◆ Data extract ◆
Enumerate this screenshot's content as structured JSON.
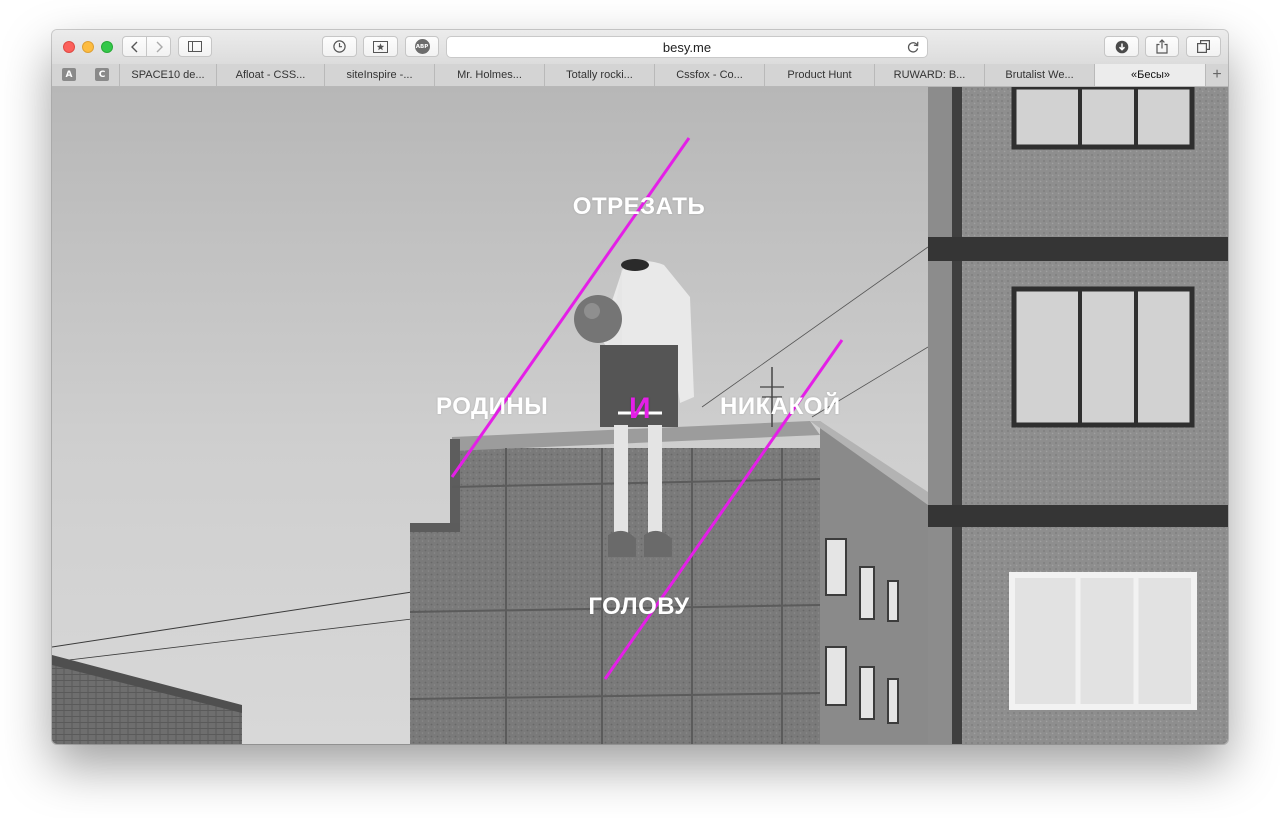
{
  "browser": {
    "url": "besy.me",
    "pinned_tabs": [
      "A",
      "C"
    ],
    "tabs": [
      {
        "label": "SPACE10 de..."
      },
      {
        "label": "Afloat - CSS..."
      },
      {
        "label": "siteInspire -..."
      },
      {
        "label": "Mr. Holmes..."
      },
      {
        "label": "Totally rocki..."
      },
      {
        "label": "Cssfox - Co..."
      },
      {
        "label": "Product Hunt"
      },
      {
        "label": "RUWARD: B..."
      },
      {
        "label": "Brutalist We..."
      },
      {
        "label": "«Бесы»",
        "active": true
      }
    ],
    "new_tab": "+",
    "adblock_label": "ABP"
  },
  "page": {
    "words": {
      "top": "ОТРЕЗАТЬ",
      "left": "РОДИНЫ",
      "middle": "И",
      "right": "НИКАКОЙ",
      "bottom": "ГОЛОВУ"
    },
    "accent_color": "#e41fe7"
  }
}
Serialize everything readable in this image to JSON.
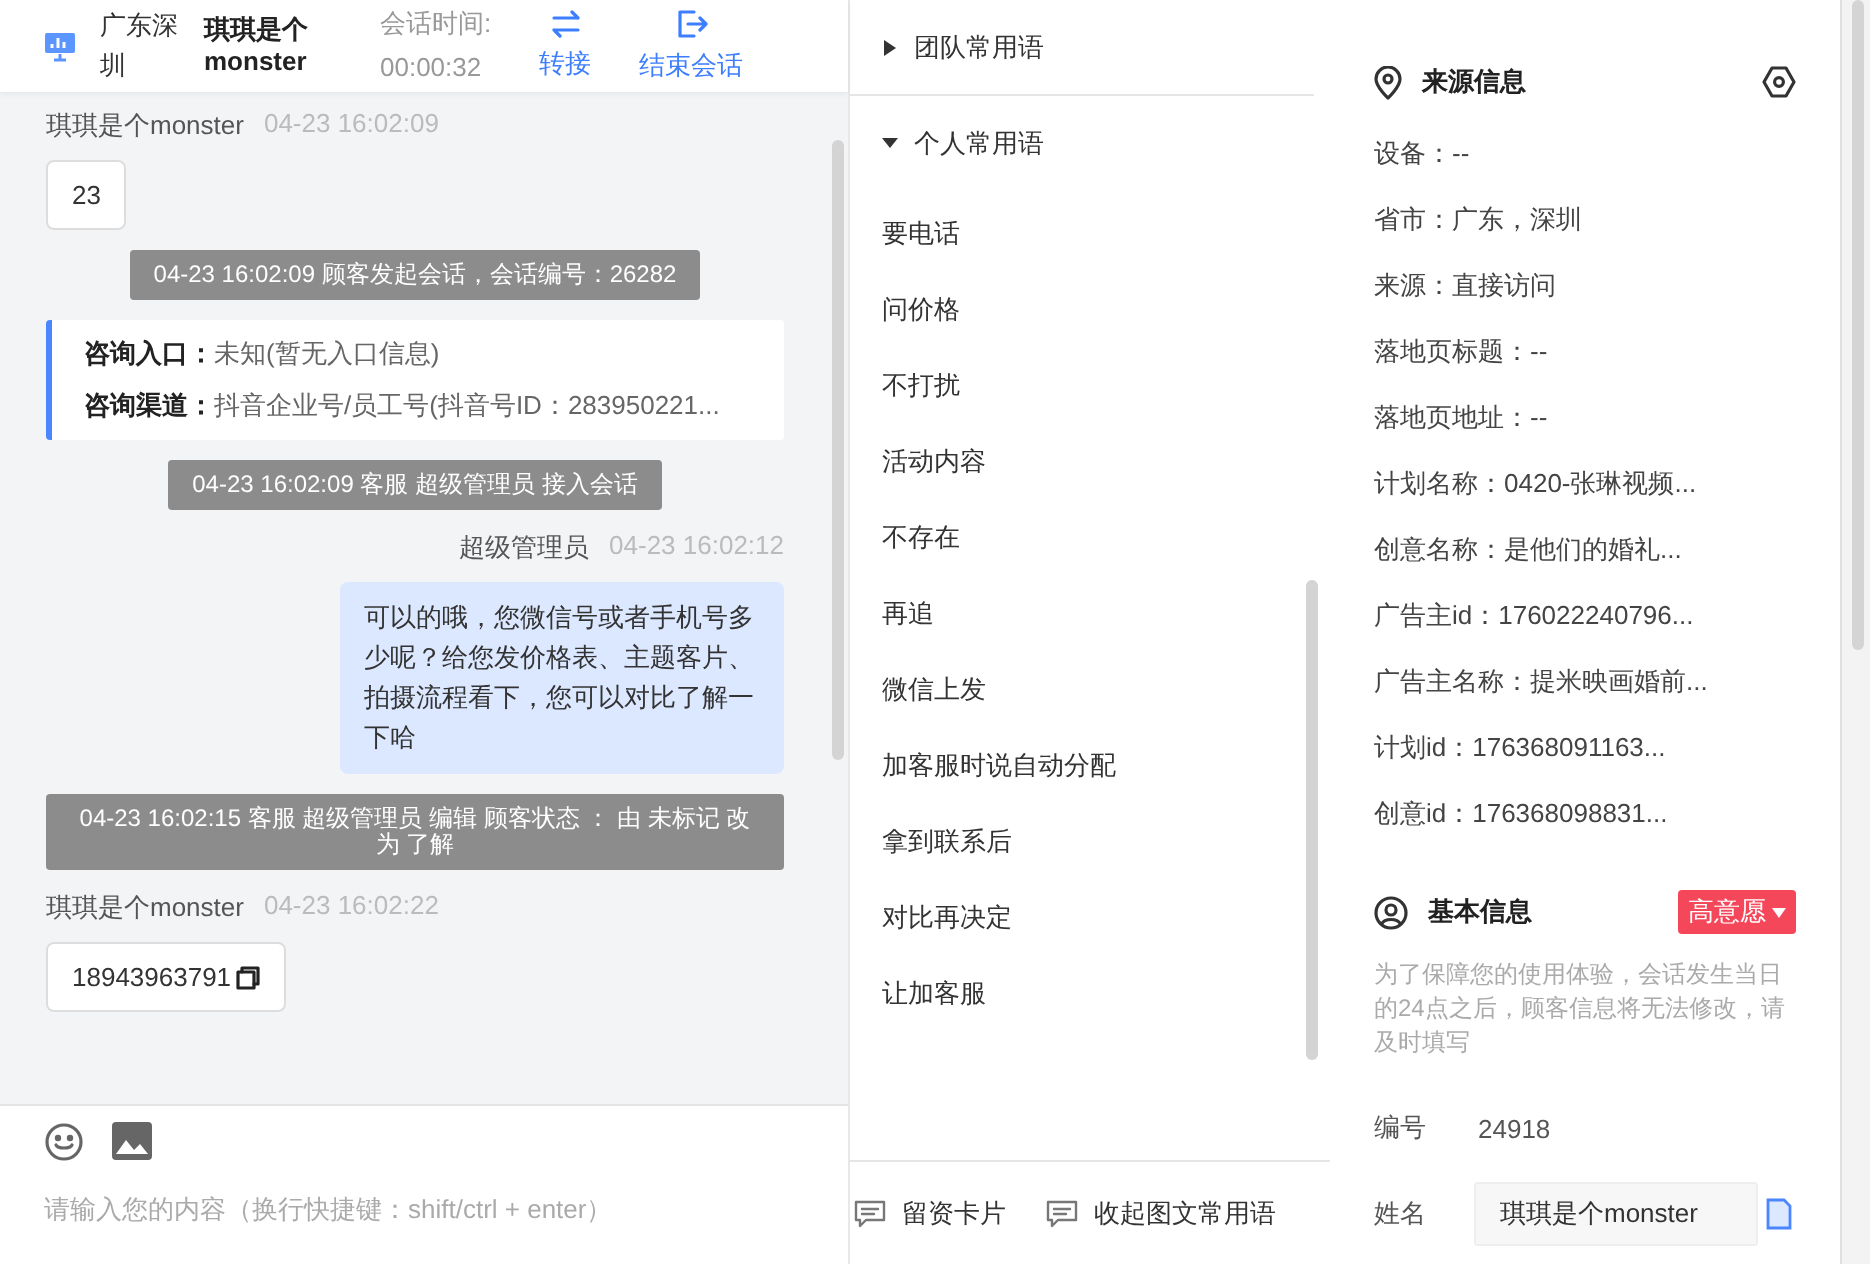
{
  "header": {
    "location": "广东深圳",
    "customer": "琪琪是个monster",
    "duration_label": "会话时间:",
    "duration": "00:00:32",
    "actions": [
      {
        "kind": "transfer",
        "label": "转接"
      },
      {
        "kind": "end",
        "label": "结束会话"
      }
    ]
  },
  "messages": [
    {
      "kind": "customer",
      "name": "琪琪是个monster",
      "time": "04-23 16:02:09",
      "text": "23"
    },
    {
      "kind": "system",
      "text": "04-23 16:02:09 顾客发起会话，会话编号：26282"
    },
    {
      "kind": "info",
      "rows": [
        {
          "label": "咨询入口：",
          "value": "未知(暂无入口信息)"
        },
        {
          "label": "咨询渠道：",
          "value": "抖音企业号/员工号(抖音号ID：283950221..."
        }
      ]
    },
    {
      "kind": "system",
      "text": "04-23 16:02:09 客服 超级管理员 接入会话"
    },
    {
      "kind": "agent",
      "name": "超级管理员",
      "time": "04-23 16:02:12",
      "text": "可以的哦，您微信号或者手机号多少呢？给您发价格表、主题客片、拍摄流程看下，您可以对比了解一下哈"
    },
    {
      "kind": "system",
      "text": "04-23 16:02:15 客服 超级管理员 编辑 顾客状态 ： 由 未标记 改为 了解"
    },
    {
      "kind": "customer",
      "name": "琪琪是个monster",
      "time": "04-23 16:02:22",
      "text": "18943963791",
      "copy": true
    }
  ],
  "composer": {
    "placeholder": "请输入您的内容（换行快捷键：shift/ctrl + enter）"
  },
  "phrases": {
    "groups": [
      {
        "title": "团队常用语",
        "expanded": false
      },
      {
        "title": "个人常用语",
        "expanded": true,
        "items": [
          "要电话",
          "问价格",
          "不打扰",
          "活动内容",
          "不存在",
          "再追",
          "微信上发",
          "加客服时说自动分配",
          "拿到联系后",
          "对比再决定",
          "让加客服"
        ]
      }
    ],
    "tools": [
      "留资卡片",
      "收起图文常用语"
    ]
  },
  "source": {
    "title": "来源信息",
    "fields": [
      "设备：--",
      "省市：广东，深圳",
      "来源：直接访问",
      "落地页标题：--",
      "落地页地址：--",
      "计划名称：0420-张琳视频...",
      "创意名称：是他们的婚礼...",
      "广告主id：176022240796...",
      "广告主名称：提米映画婚前...",
      "计划id：176368091163...",
      "创意id：176368098831..."
    ]
  },
  "basic": {
    "title": "基本信息",
    "tag": {
      "label": "高意愿",
      "color": "#f5475a"
    },
    "note": "为了保障您的使用体验，会话发生当日的24点之后，顾客信息将无法修改，请及时填写",
    "number_label": "编号",
    "number": "24918",
    "name_label": "姓名",
    "name": "琪琪是个monster"
  }
}
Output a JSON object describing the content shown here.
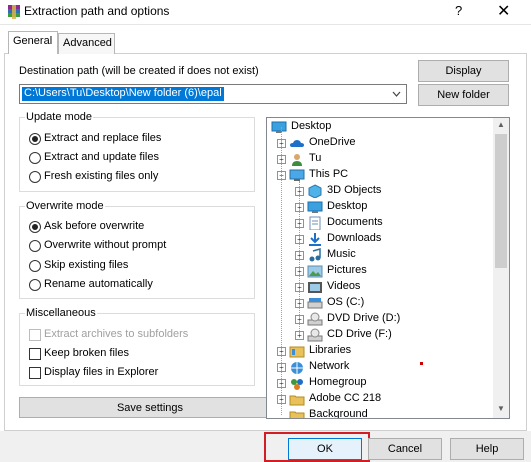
{
  "window": {
    "title": "Extraction path and options",
    "help_glyph": "?",
    "close_glyph": "✕"
  },
  "tabs": [
    {
      "label": "General"
    },
    {
      "label": "Advanced"
    }
  ],
  "destination": {
    "label": "Destination path (will be created if does not exist)",
    "value": "C:\\Users\\Tu\\Desktop\\New folder (6)\\epal"
  },
  "buttons": {
    "display": "Display",
    "new_folder": "New folder",
    "save_settings": "Save settings",
    "ok": "OK",
    "cancel": "Cancel",
    "help": "Help"
  },
  "update_mode": {
    "title": "Update mode",
    "options": [
      {
        "label": "Extract and replace files",
        "checked": true
      },
      {
        "label": "Extract and update files",
        "checked": false
      },
      {
        "label": "Fresh existing files only",
        "checked": false
      }
    ]
  },
  "overwrite_mode": {
    "title": "Overwrite mode",
    "options": [
      {
        "label": "Ask before overwrite",
        "checked": true
      },
      {
        "label": "Overwrite without prompt",
        "checked": false
      },
      {
        "label": "Skip existing files",
        "checked": false
      },
      {
        "label": "Rename automatically",
        "checked": false
      }
    ]
  },
  "miscellaneous": {
    "title": "Miscellaneous",
    "options": [
      {
        "label": "Extract archives to subfolders",
        "checked": false,
        "disabled": true
      },
      {
        "label": "Keep broken files",
        "checked": false,
        "disabled": false
      },
      {
        "label": "Display files in Explorer",
        "checked": false,
        "disabled": false
      }
    ]
  },
  "tree": {
    "items": [
      {
        "label": "Desktop",
        "icon": "desktop-folder-icon",
        "level": 0,
        "expander": ""
      },
      {
        "label": "OneDrive",
        "icon": "onedrive-icon",
        "level": 1,
        "expander": "+"
      },
      {
        "label": "Tu",
        "icon": "user-icon",
        "level": 1,
        "expander": "+"
      },
      {
        "label": "This PC",
        "icon": "computer-icon",
        "level": 1,
        "expander": "−"
      },
      {
        "label": "3D Objects",
        "icon": "3d-objects-icon",
        "level": 2,
        "expander": "+"
      },
      {
        "label": "Desktop",
        "icon": "desktop-folder-icon",
        "level": 2,
        "expander": "+"
      },
      {
        "label": "Documents",
        "icon": "documents-icon",
        "level": 2,
        "expander": "+"
      },
      {
        "label": "Downloads",
        "icon": "downloads-icon",
        "level": 2,
        "expander": "+"
      },
      {
        "label": "Music",
        "icon": "music-icon",
        "level": 2,
        "expander": "+"
      },
      {
        "label": "Pictures",
        "icon": "pictures-icon",
        "level": 2,
        "expander": "+"
      },
      {
        "label": "Videos",
        "icon": "videos-icon",
        "level": 2,
        "expander": "+"
      },
      {
        "label": "OS (C:)",
        "icon": "drive-icon",
        "level": 2,
        "expander": "+"
      },
      {
        "label": "DVD Drive (D:)",
        "icon": "dvd-drive-icon",
        "level": 2,
        "expander": "+"
      },
      {
        "label": "CD Drive (F:)",
        "icon": "cd-drive-icon",
        "level": 2,
        "expander": "+"
      },
      {
        "label": "Libraries",
        "icon": "libraries-icon",
        "level": 1,
        "expander": "+"
      },
      {
        "label": "Network",
        "icon": "network-icon",
        "level": 1,
        "expander": "+"
      },
      {
        "label": "Homegroup",
        "icon": "homegroup-icon",
        "level": 1,
        "expander": "+"
      },
      {
        "label": "Adobe CC 218",
        "icon": "folder-icon",
        "level": 1,
        "expander": "+"
      },
      {
        "label": "Background",
        "icon": "folder-icon",
        "level": 1,
        "expander": ""
      }
    ]
  },
  "colors": {
    "selection": "#0078d7",
    "highlight_border": "#d21d24",
    "folder": "#e8c15a"
  }
}
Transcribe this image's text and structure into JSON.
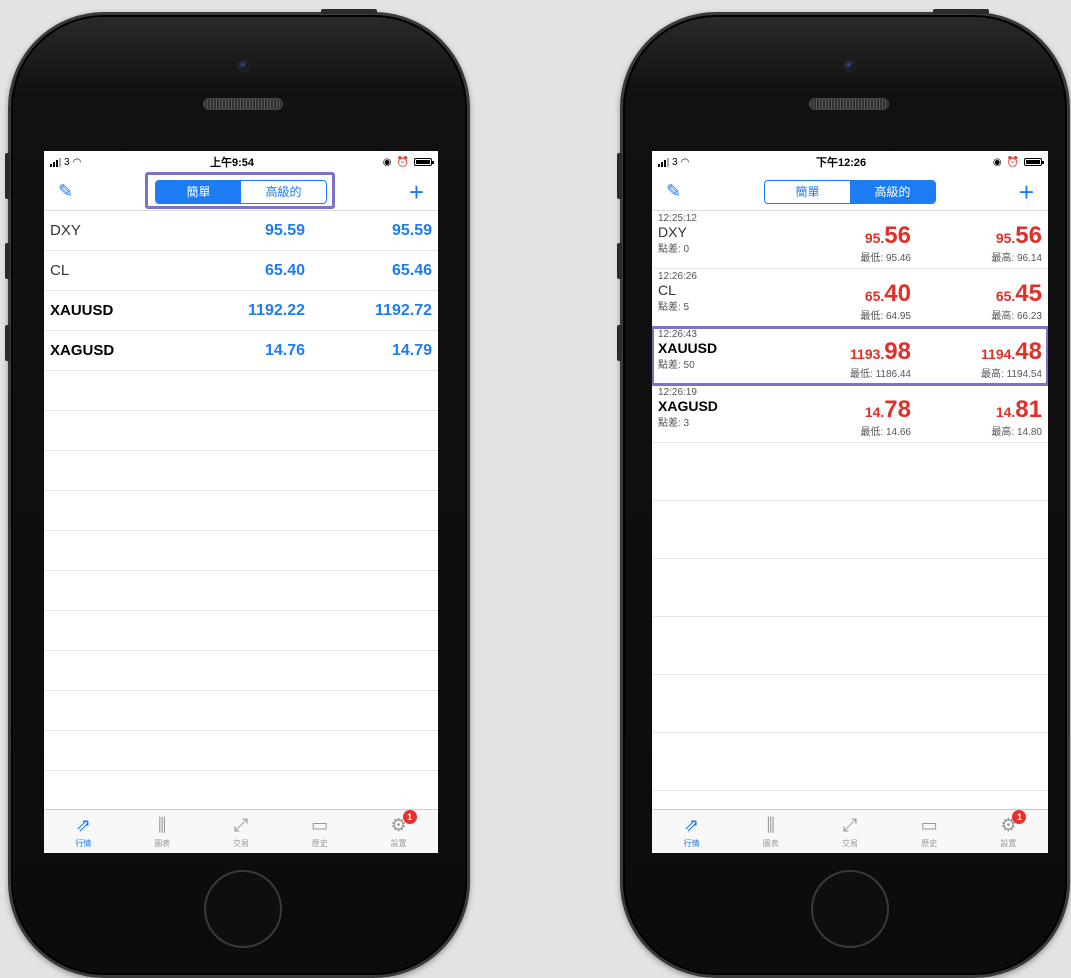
{
  "left_phone": {
    "status": {
      "carrier": "3",
      "time": "上午9:54"
    },
    "nav": {
      "edit_icon": "pencil-icon",
      "segment": [
        "簡單",
        "高級的"
      ],
      "add_icon": "plus-icon"
    },
    "quotes": [
      {
        "symbol": "DXY",
        "bid": "95.59",
        "ask": "95.59"
      },
      {
        "symbol": "CL",
        "bid": "65.40",
        "ask": "65.46"
      },
      {
        "symbol": "XAUUSD",
        "bid": "1192.22",
        "ask": "1192.72"
      },
      {
        "symbol": "XAGUSD",
        "bid": "14.76",
        "ask": "14.79"
      }
    ],
    "tabs": [
      "行情",
      "圖表",
      "交易",
      "歷史",
      "設置"
    ],
    "badge": "1"
  },
  "right_phone": {
    "status": {
      "carrier": "3",
      "time": "下午12:26"
    },
    "nav": {
      "segment": [
        "簡單",
        "高級的"
      ]
    },
    "quotes": [
      {
        "time": "12:25:12",
        "symbol": "DXY",
        "spread": "點差: 0",
        "bid_small": "95.",
        "bid_big": "56",
        "low": "最低: 95.46",
        "ask_small": "95.",
        "ask_big": "56",
        "high": "最高: 96.14"
      },
      {
        "time": "12:26:26",
        "symbol": "CL",
        "spread": "點差: 5",
        "bid_small": "65.",
        "bid_big": "40",
        "low": "最低: 64.95",
        "ask_small": "65.",
        "ask_big": "45",
        "high": "最高: 66.23"
      },
      {
        "time": "12:26:43",
        "symbol": "XAUUSD",
        "spread": "點差: 50",
        "bid_small": "1193.",
        "bid_big": "98",
        "low": "最低: 1186.44",
        "ask_small": "1194.",
        "ask_big": "48",
        "high": "最高: 1194.54"
      },
      {
        "time": "12:26:19",
        "symbol": "XAGUSD",
        "spread": "點差: 3",
        "bid_small": "14.",
        "bid_big": "78",
        "low": "最低: 14.66",
        "ask_small": "14.",
        "ask_big": "81",
        "high": "最高: 14.80"
      }
    ],
    "tabs": [
      "行情",
      "圖表",
      "交易",
      "歷史",
      "設置"
    ],
    "badge": "1"
  },
  "colors": {
    "accent": "#1e7cf2",
    "price_red": "#e0302a",
    "highlight": "#7b72c9"
  }
}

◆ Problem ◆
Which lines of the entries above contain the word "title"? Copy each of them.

◆ Response ◆
        "title": "团队常用语",
        "title": "个人常用语",
    "title": "来源信息",
    "title": "基本信息",
    "title": "Extraction path and options",
    "title": "Update mode",
    "title": "Overwrite mode",
    "title": "Miscellaneous",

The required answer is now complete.